--- Exercise prompt ---
The records below are to be output exactly, except for their pictures.

--- Records provided ---
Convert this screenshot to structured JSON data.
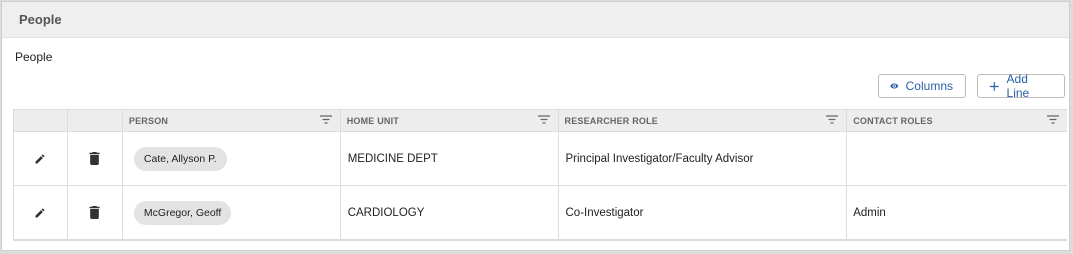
{
  "panel": {
    "title": "People"
  },
  "section": {
    "label": "People"
  },
  "toolbar": {
    "columns_label": "Columns",
    "add_line_label": "Add Line"
  },
  "table": {
    "headers": {
      "person": "PERSON",
      "home_unit": "HOME UNIT",
      "researcher_role": "RESEARCHER ROLE",
      "contact_roles": "CONTACT ROLES"
    },
    "rows": [
      {
        "person": "Cate, Allyson P.",
        "home_unit": "MEDICINE DEPT",
        "researcher_role": "Principal Investigator/Faculty Advisor",
        "contact_roles": ""
      },
      {
        "person": "McGregor, Geoff",
        "home_unit": "CARDIOLOGY",
        "researcher_role": "Co-Investigator",
        "contact_roles": "Admin"
      }
    ]
  },
  "icons": {
    "edit": "pencil-icon",
    "delete": "trash-icon",
    "filter": "filter-icon",
    "columns": "eye-icon",
    "add": "plus-icon"
  },
  "colors": {
    "accent": "#2a5fa8",
    "header_bg": "#efefef",
    "chip_bg": "#e3e3e3"
  }
}
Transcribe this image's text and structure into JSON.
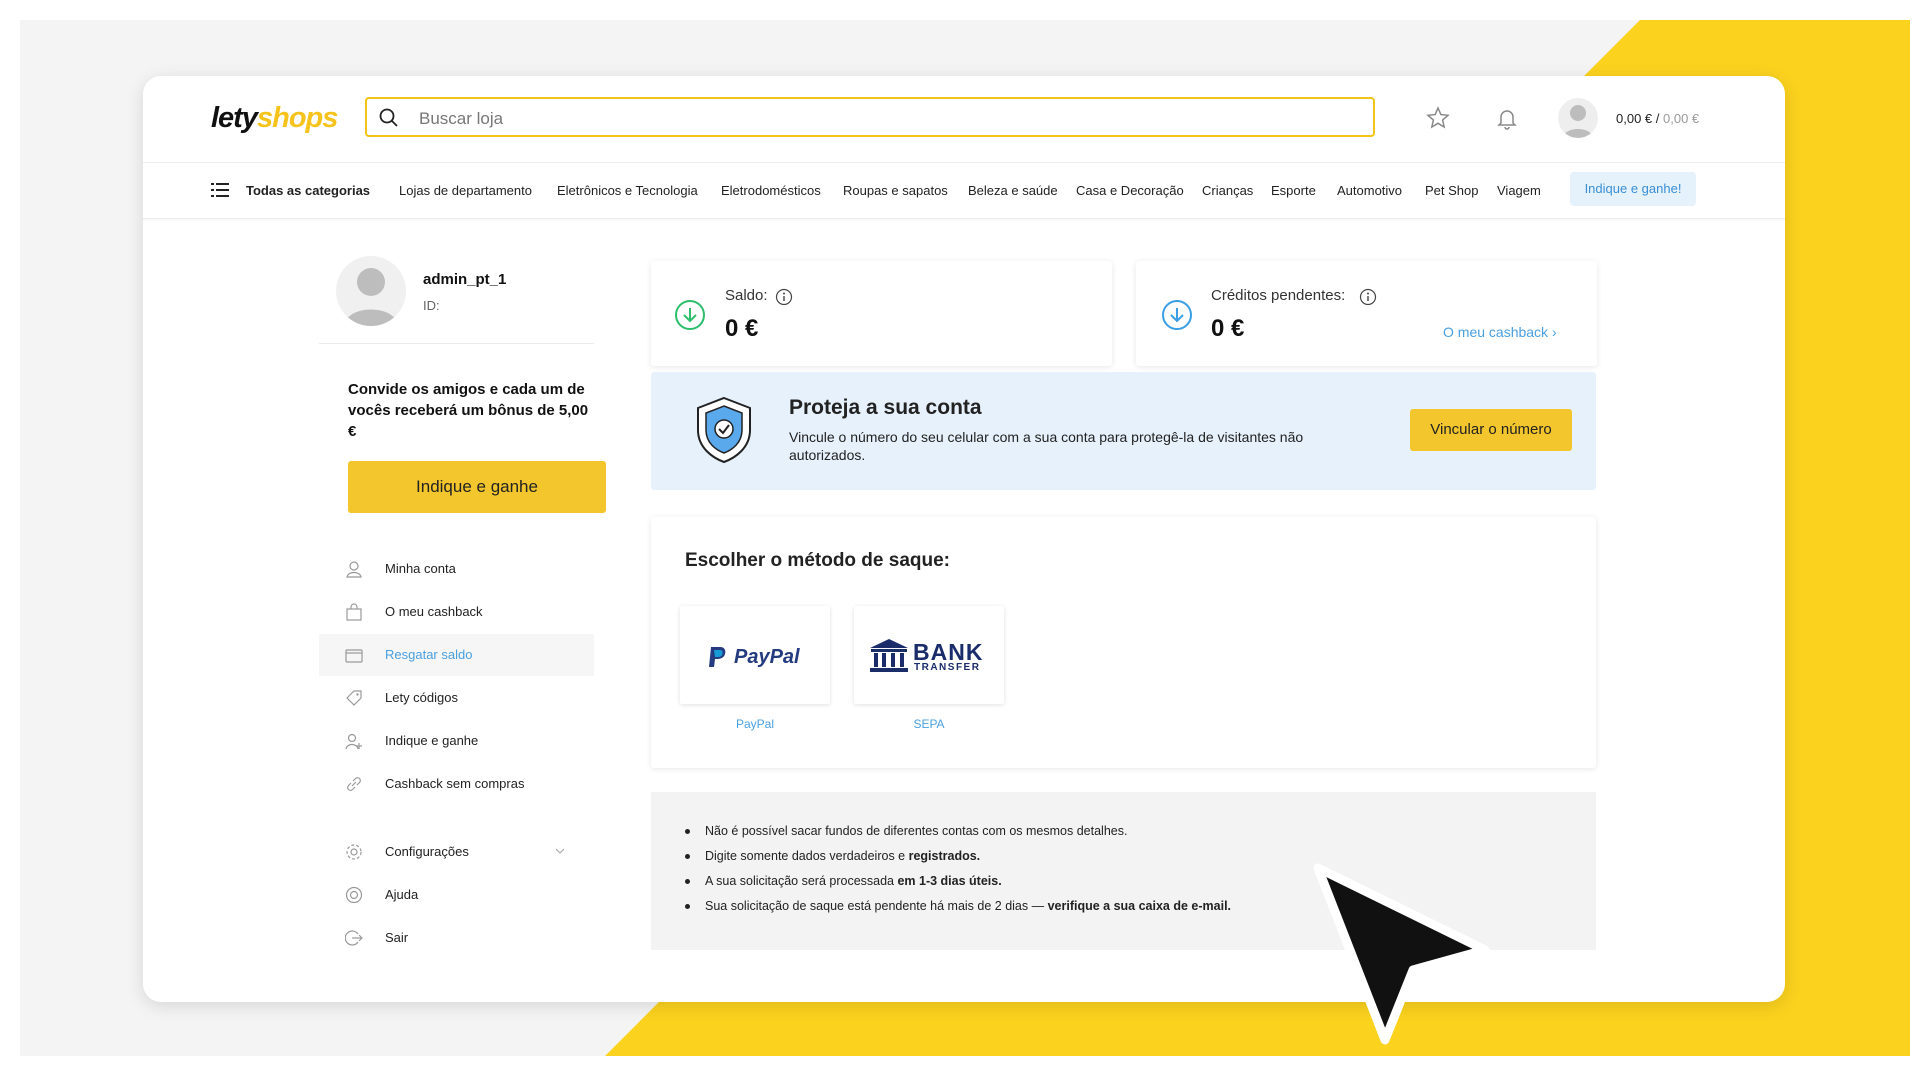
{
  "header": {
    "logo": {
      "part1": "lety",
      "part2": "shops"
    },
    "search_placeholder": "Buscar loja",
    "balance": "0,00 €",
    "separator": " / ",
    "pending": "0,00 €"
  },
  "nav": {
    "all_categories": "Todas as categorias",
    "items": [
      "Lojas de departamento",
      "Eletrônicos e Tecnologia",
      "Eletrodomésticos",
      "Roupas e sapatos",
      "Beleza e saúde",
      "Casa e Decoração",
      "Crianças",
      "Esporte",
      "Automotivo",
      "Pet Shop",
      "Viagem"
    ],
    "invite": "Indique e ganhe!"
  },
  "profile": {
    "username": "admin_pt_1",
    "id_label": "ID:"
  },
  "invite": {
    "text": "Convide os amigos e cada um de vocês receberá um bônus de 5,00 €",
    "button": "Indique e ganhe"
  },
  "menu": {
    "items": [
      "Minha conta",
      "O meu cashback",
      "Resgatar saldo",
      "Lety códigos",
      "Indique e ganhe",
      "Cashback sem compras"
    ],
    "settings": "Configurações",
    "help": "Ajuda",
    "logout": "Sair"
  },
  "balance": {
    "label": "Saldo:",
    "value": "0 €"
  },
  "pending": {
    "label": "Créditos pendentes:",
    "value": "0 €",
    "link": "O meu cashback"
  },
  "protect": {
    "title": "Proteja a sua conta",
    "text": "Vincule o número do seu celular com a sua conta para protegê-la de visitantes não autorizados.",
    "button": "Vincular o número"
  },
  "withdraw": {
    "title": "Escolher o método de saque:",
    "methods": [
      {
        "name": "PayPal",
        "logo_text": "PayPal"
      },
      {
        "name": "SEPA",
        "logo_line1": "BANK",
        "logo_line2": "TRANSFER"
      }
    ]
  },
  "notes": {
    "n1": "Não é possível sacar fundos de diferentes contas com os mesmos detalhes.",
    "n2_a": "Digite somente dados verdadeiros e ",
    "n2_b": "registrados.",
    "n3_a": "A sua solicitação será processada ",
    "n3_b": "em 1-3 dias úteis.",
    "n4_a": "Sua solicitação de saque está pendente há mais de 2 dias — ",
    "n4_b": "verifique a sua caixa de e-mail."
  },
  "colors": {
    "accent": "#f2c62c",
    "link": "#4a9fe0",
    "yellow_bg": "#fbd21e"
  }
}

--- Output of the exercise ---
Convert this screenshot to structured JSON data.
{
  "panel": {
    "title": "People"
  },
  "section": {
    "label": "People"
  },
  "toolbar": {
    "columns_label": "Columns",
    "add_line_label": "Add Line"
  },
  "table": {
    "headers": {
      "person": "PERSON",
      "home_unit": "HOME UNIT",
      "researcher_role": "RESEARCHER ROLE",
      "contact_roles": "CONTACT ROLES"
    },
    "rows": [
      {
        "person": "Cate, Allyson P.",
        "home_unit": "MEDICINE DEPT",
        "researcher_role": "Principal Investigator/Faculty Advisor",
        "contact_roles": ""
      },
      {
        "person": "McGregor, Geoff",
        "home_unit": "CARDIOLOGY",
        "researcher_role": "Co-Investigator",
        "contact_roles": "Admin"
      }
    ]
  },
  "icons": {
    "edit": "pencil-icon",
    "delete": "trash-icon",
    "filter": "filter-icon",
    "columns": "eye-icon",
    "add": "plus-icon"
  },
  "colors": {
    "accent": "#2a5fa8",
    "header_bg": "#efefef",
    "chip_bg": "#e3e3e3"
  }
}
Transcribe this image's text and structure into JSON.
{
  "header": {
    "logo": {
      "part1": "lety",
      "part2": "shops"
    },
    "search_placeholder": "Buscar loja",
    "balance": "0,00 €",
    "separator": " / ",
    "pending": "0,00 €"
  },
  "nav": {
    "all_categories": "Todas as categorias",
    "items": [
      "Lojas de departamento",
      "Eletrônicos e Tecnologia",
      "Eletrodomésticos",
      "Roupas e sapatos",
      "Beleza e saúde",
      "Casa e Decoração",
      "Crianças",
      "Esporte",
      "Automotivo",
      "Pet Shop",
      "Viagem"
    ],
    "invite": "Indique e ganhe!"
  },
  "profile": {
    "username": "admin_pt_1",
    "id_label": "ID:"
  },
  "invite": {
    "text": "Convide os amigos e cada um de vocês receberá um bônus de 5,00 €",
    "button": "Indique e ganhe"
  },
  "menu": {
    "items": [
      "Minha conta",
      "O meu cashback",
      "Resgatar saldo",
      "Lety códigos",
      "Indique e ganhe",
      "Cashback sem compras"
    ],
    "settings": "Configurações",
    "help": "Ajuda",
    "logout": "Sair"
  },
  "balance": {
    "label": "Saldo:",
    "value": "0 €"
  },
  "pending": {
    "label": "Créditos pendentes:",
    "value": "0 €",
    "link": "O meu cashback"
  },
  "protect": {
    "title": "Proteja a sua conta",
    "text": "Vincule o número do seu celular com a sua conta para protegê-la de visitantes não autorizados.",
    "button": "Vincular o número"
  },
  "withdraw": {
    "title": "Escolher o método de saque:",
    "methods": [
      {
        "name": "PayPal",
        "logo_text": "PayPal"
      },
      {
        "name": "SEPA",
        "logo_line1": "BANK",
        "logo_line2": "TRANSFER"
      }
    ]
  },
  "notes": {
    "n1": "Não é possível sacar fundos de diferentes contas com os mesmos detalhes.",
    "n2_a": "Digite somente dados verdadeiros e ",
    "n2_b": "registrados.",
    "n3_a": "A sua solicitação será processada ",
    "n3_b": "em 1-3 dias úteis.",
    "n4_a": "Sua solicitação de saque está pendente há mais de 2 dias — ",
    "n4_b": "verifique a sua caixa de e-mail."
  },
  "colors": {
    "accent": "#f2c62c",
    "link": "#4a9fe0",
    "yellow_bg": "#fbd21e"
  }
}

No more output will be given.